» **Task statement**: How many lines in these records include the string "label"? Reply with that number alone.

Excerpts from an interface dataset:

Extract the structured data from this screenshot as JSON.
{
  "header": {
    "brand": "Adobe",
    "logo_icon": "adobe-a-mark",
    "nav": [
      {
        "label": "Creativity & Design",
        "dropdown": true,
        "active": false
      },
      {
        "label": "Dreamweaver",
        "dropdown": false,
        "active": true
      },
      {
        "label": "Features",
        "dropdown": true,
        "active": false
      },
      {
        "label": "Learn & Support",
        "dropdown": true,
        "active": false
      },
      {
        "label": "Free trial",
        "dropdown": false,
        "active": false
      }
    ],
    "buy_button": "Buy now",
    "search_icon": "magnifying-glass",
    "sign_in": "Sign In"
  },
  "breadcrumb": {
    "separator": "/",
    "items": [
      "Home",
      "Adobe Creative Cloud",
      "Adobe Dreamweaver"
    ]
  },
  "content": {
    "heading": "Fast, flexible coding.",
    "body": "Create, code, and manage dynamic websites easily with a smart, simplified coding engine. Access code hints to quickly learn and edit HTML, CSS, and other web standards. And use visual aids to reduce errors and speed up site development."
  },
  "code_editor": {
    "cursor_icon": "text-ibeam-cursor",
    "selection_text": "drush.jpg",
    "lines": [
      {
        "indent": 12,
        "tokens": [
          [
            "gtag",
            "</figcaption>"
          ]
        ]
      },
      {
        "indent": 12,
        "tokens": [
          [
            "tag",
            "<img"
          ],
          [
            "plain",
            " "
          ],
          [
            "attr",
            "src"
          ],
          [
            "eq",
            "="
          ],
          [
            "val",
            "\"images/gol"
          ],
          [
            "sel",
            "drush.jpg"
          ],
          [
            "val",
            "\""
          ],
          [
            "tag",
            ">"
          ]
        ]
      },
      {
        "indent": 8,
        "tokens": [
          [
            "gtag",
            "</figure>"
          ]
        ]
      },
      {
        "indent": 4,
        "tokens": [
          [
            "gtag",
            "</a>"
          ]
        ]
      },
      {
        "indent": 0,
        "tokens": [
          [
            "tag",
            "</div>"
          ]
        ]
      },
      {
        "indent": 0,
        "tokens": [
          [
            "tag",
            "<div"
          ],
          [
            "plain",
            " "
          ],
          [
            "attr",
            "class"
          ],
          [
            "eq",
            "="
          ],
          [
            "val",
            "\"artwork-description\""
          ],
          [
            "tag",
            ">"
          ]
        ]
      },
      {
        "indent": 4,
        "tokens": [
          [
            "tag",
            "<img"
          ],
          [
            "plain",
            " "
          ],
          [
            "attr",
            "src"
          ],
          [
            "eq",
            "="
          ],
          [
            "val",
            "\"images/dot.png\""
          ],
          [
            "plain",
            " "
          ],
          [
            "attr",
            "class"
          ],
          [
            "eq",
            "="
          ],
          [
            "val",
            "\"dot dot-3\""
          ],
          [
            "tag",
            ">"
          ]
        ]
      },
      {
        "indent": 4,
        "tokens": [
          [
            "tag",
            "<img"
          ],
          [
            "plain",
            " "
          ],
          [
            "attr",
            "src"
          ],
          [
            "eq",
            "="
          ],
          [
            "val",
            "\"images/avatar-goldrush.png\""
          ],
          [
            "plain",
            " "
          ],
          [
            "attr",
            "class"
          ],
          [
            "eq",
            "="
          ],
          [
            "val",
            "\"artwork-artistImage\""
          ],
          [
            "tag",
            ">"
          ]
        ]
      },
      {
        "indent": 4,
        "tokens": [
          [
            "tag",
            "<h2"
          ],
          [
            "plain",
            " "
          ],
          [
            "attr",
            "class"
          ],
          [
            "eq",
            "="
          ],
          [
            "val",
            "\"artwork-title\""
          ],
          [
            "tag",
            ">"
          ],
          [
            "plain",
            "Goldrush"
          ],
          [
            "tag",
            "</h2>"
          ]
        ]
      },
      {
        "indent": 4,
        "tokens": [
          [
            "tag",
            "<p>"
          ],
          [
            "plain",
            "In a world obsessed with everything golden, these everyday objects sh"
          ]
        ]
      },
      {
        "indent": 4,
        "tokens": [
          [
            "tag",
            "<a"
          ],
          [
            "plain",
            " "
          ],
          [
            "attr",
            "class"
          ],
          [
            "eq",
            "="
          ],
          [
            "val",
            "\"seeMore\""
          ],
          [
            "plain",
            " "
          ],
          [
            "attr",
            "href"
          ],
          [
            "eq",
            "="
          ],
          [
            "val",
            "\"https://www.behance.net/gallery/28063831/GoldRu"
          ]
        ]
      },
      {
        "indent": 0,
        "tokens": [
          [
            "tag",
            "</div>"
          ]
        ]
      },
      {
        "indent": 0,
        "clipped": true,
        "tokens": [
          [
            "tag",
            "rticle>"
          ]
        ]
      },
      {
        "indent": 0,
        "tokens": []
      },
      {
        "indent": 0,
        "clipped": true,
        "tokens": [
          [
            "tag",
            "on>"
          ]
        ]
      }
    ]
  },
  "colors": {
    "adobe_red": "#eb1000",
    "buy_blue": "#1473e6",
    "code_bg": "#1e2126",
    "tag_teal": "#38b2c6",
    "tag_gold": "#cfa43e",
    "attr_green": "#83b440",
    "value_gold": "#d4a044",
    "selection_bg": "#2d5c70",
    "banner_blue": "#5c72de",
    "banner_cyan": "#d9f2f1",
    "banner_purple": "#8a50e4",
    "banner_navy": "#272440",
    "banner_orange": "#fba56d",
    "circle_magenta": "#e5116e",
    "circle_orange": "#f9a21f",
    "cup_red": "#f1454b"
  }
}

» **Exercise answer**: 5